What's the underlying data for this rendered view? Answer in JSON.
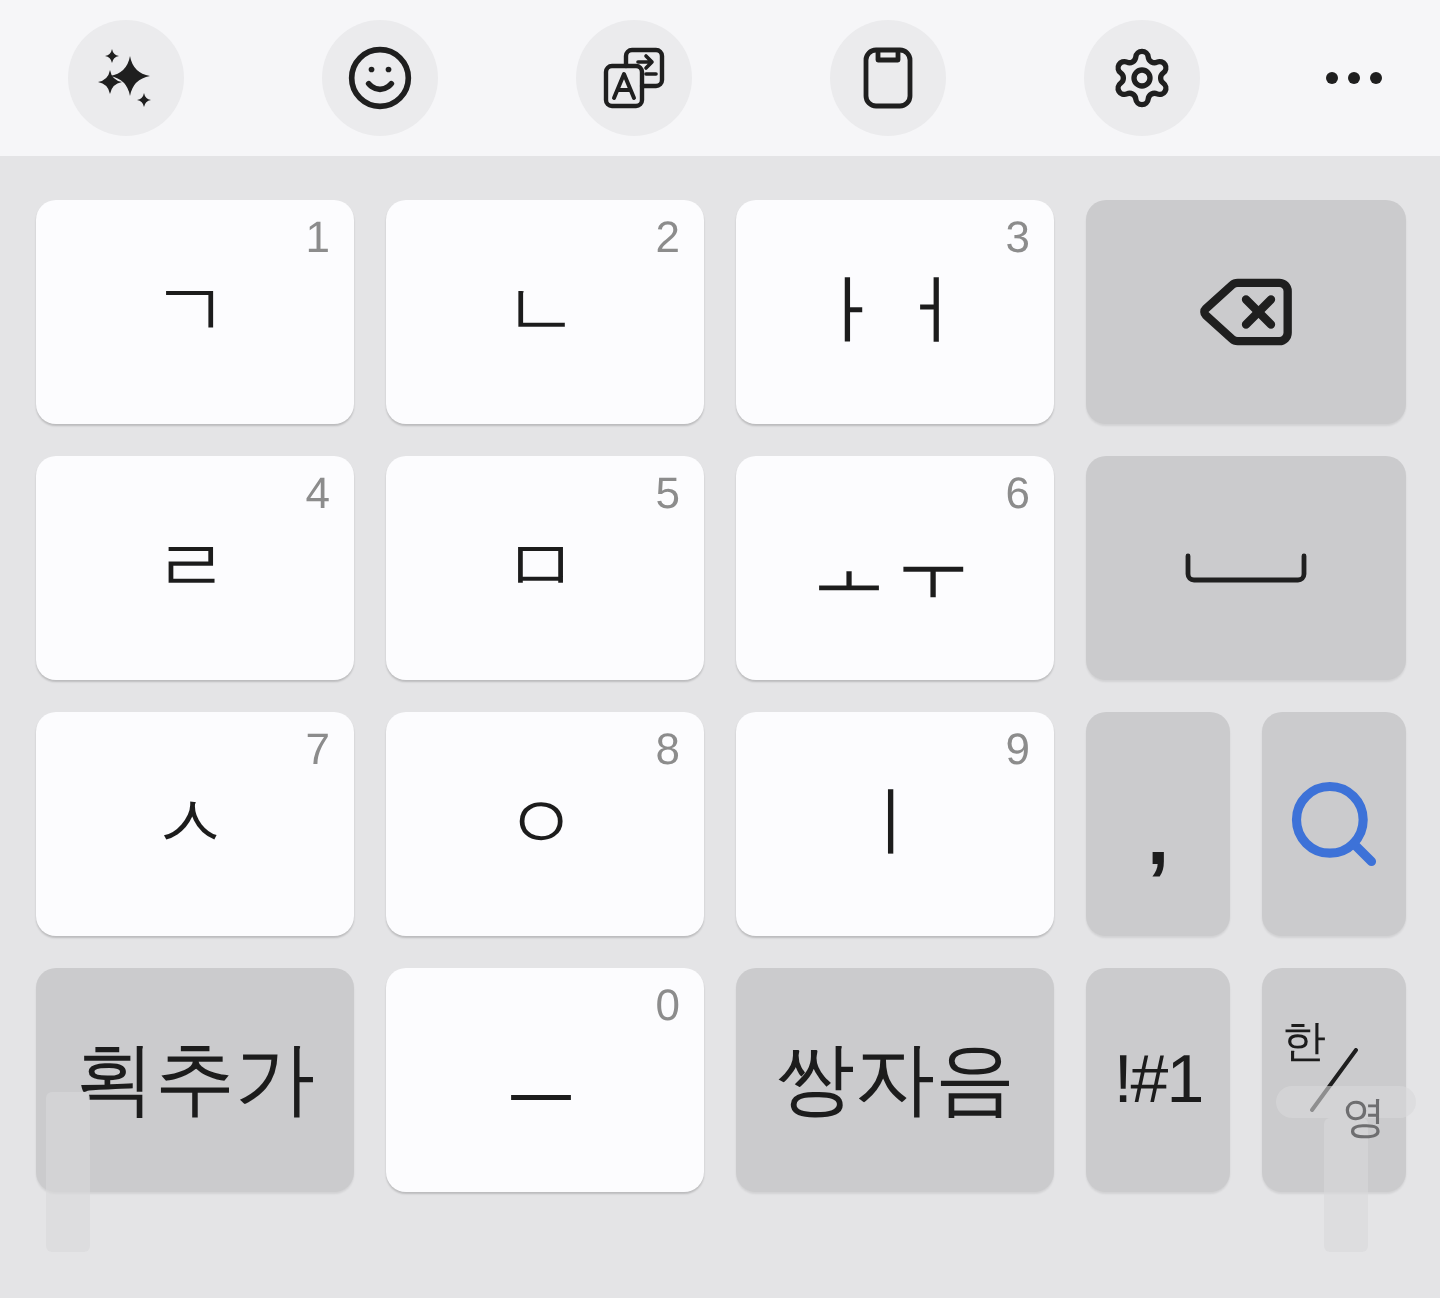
{
  "keyboard": {
    "rows": [
      {
        "keys": [
          {
            "kind": "letter",
            "label": "ㄱ",
            "number": "1"
          },
          {
            "kind": "letter",
            "label": "ㄴ",
            "number": "2"
          },
          {
            "kind": "letter",
            "label": "ㅏㅓ",
            "number": "3"
          },
          {
            "kind": "backspace"
          }
        ]
      },
      {
        "keys": [
          {
            "kind": "letter",
            "label": "ㄹ",
            "number": "4"
          },
          {
            "kind": "letter",
            "label": "ㅁ",
            "number": "5"
          },
          {
            "kind": "letter",
            "label": "ㅗㅜ",
            "number": "6"
          },
          {
            "kind": "space"
          }
        ]
      },
      {
        "keys": [
          {
            "kind": "letter",
            "label": "ㅅ",
            "number": "7"
          },
          {
            "kind": "letter",
            "label": "ㅇ",
            "number": "8"
          },
          {
            "kind": "letter",
            "label": "ㅣ",
            "number": "9"
          },
          {
            "kind": "comma",
            "label": ","
          },
          {
            "kind": "search"
          }
        ]
      },
      {
        "keys": [
          {
            "kind": "function",
            "label": "획추가"
          },
          {
            "kind": "letter",
            "label": "ㅡ",
            "number": "0"
          },
          {
            "kind": "function",
            "label": "쌍자음"
          },
          {
            "kind": "symbols",
            "label": "!#1"
          },
          {
            "kind": "language",
            "options": [
              {
                "label": "한",
                "selected": true
              },
              {
                "label": "영",
                "selected": false
              }
            ]
          }
        ]
      }
    ]
  }
}
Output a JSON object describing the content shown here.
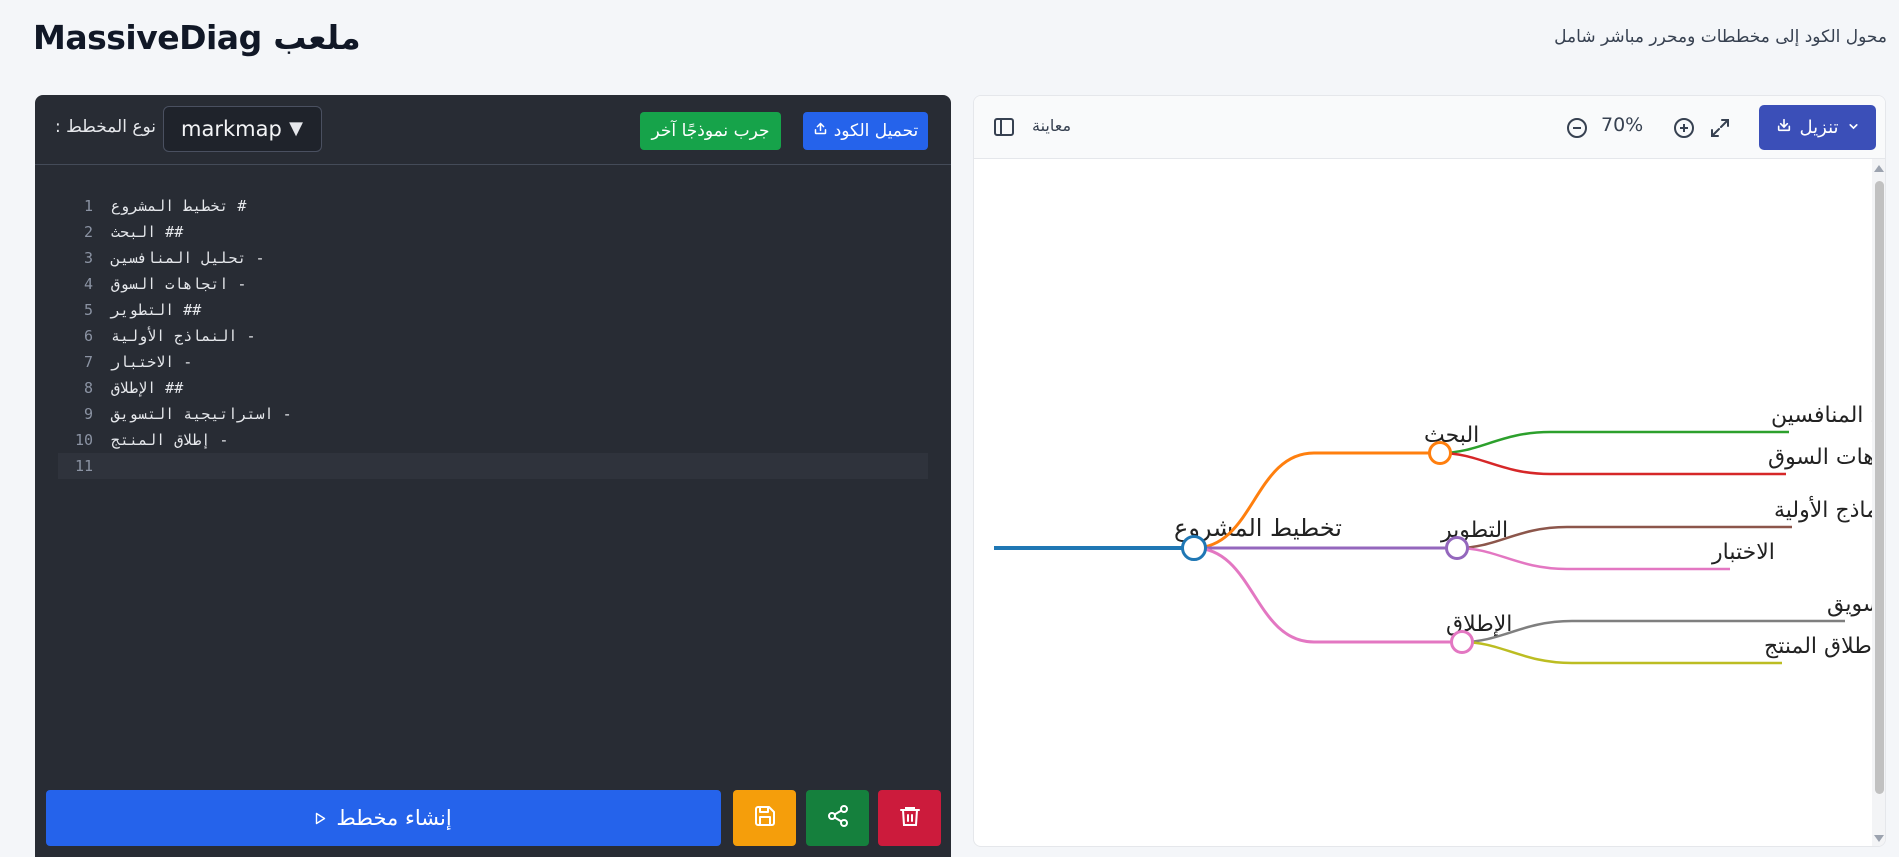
{
  "header": {
    "title": "ملعب MassiveDiag",
    "subtitle": "محول الكود إلى مخططات ومحرر مباشر شامل"
  },
  "editor": {
    "type_label": "نوع المخطط :",
    "diagram_type": "markmap",
    "try_example_label": "جرب نموذجًا آخر",
    "upload_label": "تحميل الكود",
    "lines": [
      {
        "num": "1",
        "text": "# تخطيط المشروع"
      },
      {
        "num": "2",
        "text": "## البحث"
      },
      {
        "num": "3",
        "text": "- تحليل المنافسين"
      },
      {
        "num": "4",
        "text": "- اتجاهات السوق"
      },
      {
        "num": "5",
        "text": "## التطوير"
      },
      {
        "num": "6",
        "text": "- النماذج الأولية"
      },
      {
        "num": "7",
        "text": "- الاختبار"
      },
      {
        "num": "8",
        "text": "## الإطلاق"
      },
      {
        "num": "9",
        "text": "- استراتيجية التسويق"
      },
      {
        "num": "10",
        "text": "- إطلاق المنتج"
      },
      {
        "num": "11",
        "text": ""
      }
    ],
    "generate_label": "إنشاء مخطط",
    "icons": {
      "save": "save-icon",
      "share": "share-icon",
      "delete": "trash-icon"
    }
  },
  "preview": {
    "label": "معاينة",
    "zoom": "70%",
    "download_label": "تنزيل",
    "mindmap": {
      "root": {
        "label": "تخطيط المشروع",
        "color": "#1f77b4"
      },
      "branches": [
        {
          "label": "البحث",
          "color": "#ff7f0e",
          "children": [
            {
              "label": "تحليل المنافسين",
              "color": "#2ca02c"
            },
            {
              "label": "اتجاهات السوق",
              "color": "#d62728"
            }
          ]
        },
        {
          "label": "التطوير",
          "color": "#9467bd",
          "children": [
            {
              "label": "النماذج الأولية",
              "color": "#8c564b"
            },
            {
              "label": "الاختبار",
              "color": "#e377c2"
            }
          ]
        },
        {
          "label": "الإطلاق",
          "color": "#e377c2",
          "children": [
            {
              "label": "استراتيجية التسويق",
              "color": "#7f7f7f"
            },
            {
              "label": "إطلاق المنتج",
              "color": "#bcbd22"
            }
          ]
        }
      ]
    }
  },
  "colors": {
    "editor_bg": "#282c34",
    "primary": "#2563eb",
    "success": "#16a34a",
    "warning": "#f59e0b",
    "danger": "#cc1b3c",
    "download": "#3b4fb8"
  }
}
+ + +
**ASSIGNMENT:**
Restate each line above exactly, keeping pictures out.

**REPLY TO THE TASK:**
What's the underlying data for this rendered view? Answer in JSON.
{
  "keyboard": {
    "rows": [
      {
        "keys": [
          {
            "kind": "letter",
            "label": "ㄱ",
            "number": "1"
          },
          {
            "kind": "letter",
            "label": "ㄴ",
            "number": "2"
          },
          {
            "kind": "letter",
            "label": "ㅏㅓ",
            "number": "3"
          },
          {
            "kind": "backspace"
          }
        ]
      },
      {
        "keys": [
          {
            "kind": "letter",
            "label": "ㄹ",
            "number": "4"
          },
          {
            "kind": "letter",
            "label": "ㅁ",
            "number": "5"
          },
          {
            "kind": "letter",
            "label": "ㅗㅜ",
            "number": "6"
          },
          {
            "kind": "space"
          }
        ]
      },
      {
        "keys": [
          {
            "kind": "letter",
            "label": "ㅅ",
            "number": "7"
          },
          {
            "kind": "letter",
            "label": "ㅇ",
            "number": "8"
          },
          {
            "kind": "letter",
            "label": "ㅣ",
            "number": "9"
          },
          {
            "kind": "comma",
            "label": ","
          },
          {
            "kind": "search"
          }
        ]
      },
      {
        "keys": [
          {
            "kind": "function",
            "label": "획추가"
          },
          {
            "kind": "letter",
            "label": "ㅡ",
            "number": "0"
          },
          {
            "kind": "function",
            "label": "쌍자음"
          },
          {
            "kind": "symbols",
            "label": "!#1"
          },
          {
            "kind": "language",
            "options": [
              {
                "label": "한",
                "selected": true
              },
              {
                "label": "영",
                "selected": false
              }
            ]
          }
        ]
      }
    ]
  }
}
Output a JSON object describing the content shown here.
{
  "header": {
    "title": "ملعب MassiveDiag",
    "subtitle": "محول الكود إلى مخططات ومحرر مباشر شامل"
  },
  "editor": {
    "type_label": "نوع المخطط :",
    "diagram_type": "markmap",
    "try_example_label": "جرب نموذجًا آخر",
    "upload_label": "تحميل الكود",
    "lines": [
      {
        "num": "1",
        "text": "# تخطيط المشروع"
      },
      {
        "num": "2",
        "text": "## البحث"
      },
      {
        "num": "3",
        "text": "- تحليل المنافسين"
      },
      {
        "num": "4",
        "text": "- اتجاهات السوق"
      },
      {
        "num": "5",
        "text": "## التطوير"
      },
      {
        "num": "6",
        "text": "- النماذج الأولية"
      },
      {
        "num": "7",
        "text": "- الاختبار"
      },
      {
        "num": "8",
        "text": "## الإطلاق"
      },
      {
        "num": "9",
        "text": "- استراتيجية التسويق"
      },
      {
        "num": "10",
        "text": "- إطلاق المنتج"
      },
      {
        "num": "11",
        "text": ""
      }
    ],
    "generate_label": "إنشاء مخطط",
    "icons": {
      "save": "save-icon",
      "share": "share-icon",
      "delete": "trash-icon"
    }
  },
  "preview": {
    "label": "معاينة",
    "zoom": "70%",
    "download_label": "تنزيل",
    "mindmap": {
      "root": {
        "label": "تخطيط المشروع",
        "color": "#1f77b4"
      },
      "branches": [
        {
          "label": "البحث",
          "color": "#ff7f0e",
          "children": [
            {
              "label": "تحليل المنافسين",
              "color": "#2ca02c"
            },
            {
              "label": "اتجاهات السوق",
              "color": "#d62728"
            }
          ]
        },
        {
          "label": "التطوير",
          "color": "#9467bd",
          "children": [
            {
              "label": "النماذج الأولية",
              "color": "#8c564b"
            },
            {
              "label": "الاختبار",
              "color": "#e377c2"
            }
          ]
        },
        {
          "label": "الإطلاق",
          "color": "#e377c2",
          "children": [
            {
              "label": "استراتيجية التسويق",
              "color": "#7f7f7f"
            },
            {
              "label": "إطلاق المنتج",
              "color": "#bcbd22"
            }
          ]
        }
      ]
    }
  },
  "colors": {
    "editor_bg": "#282c34",
    "primary": "#2563eb",
    "success": "#16a34a",
    "warning": "#f59e0b",
    "danger": "#cc1b3c",
    "download": "#3b4fb8"
  }
}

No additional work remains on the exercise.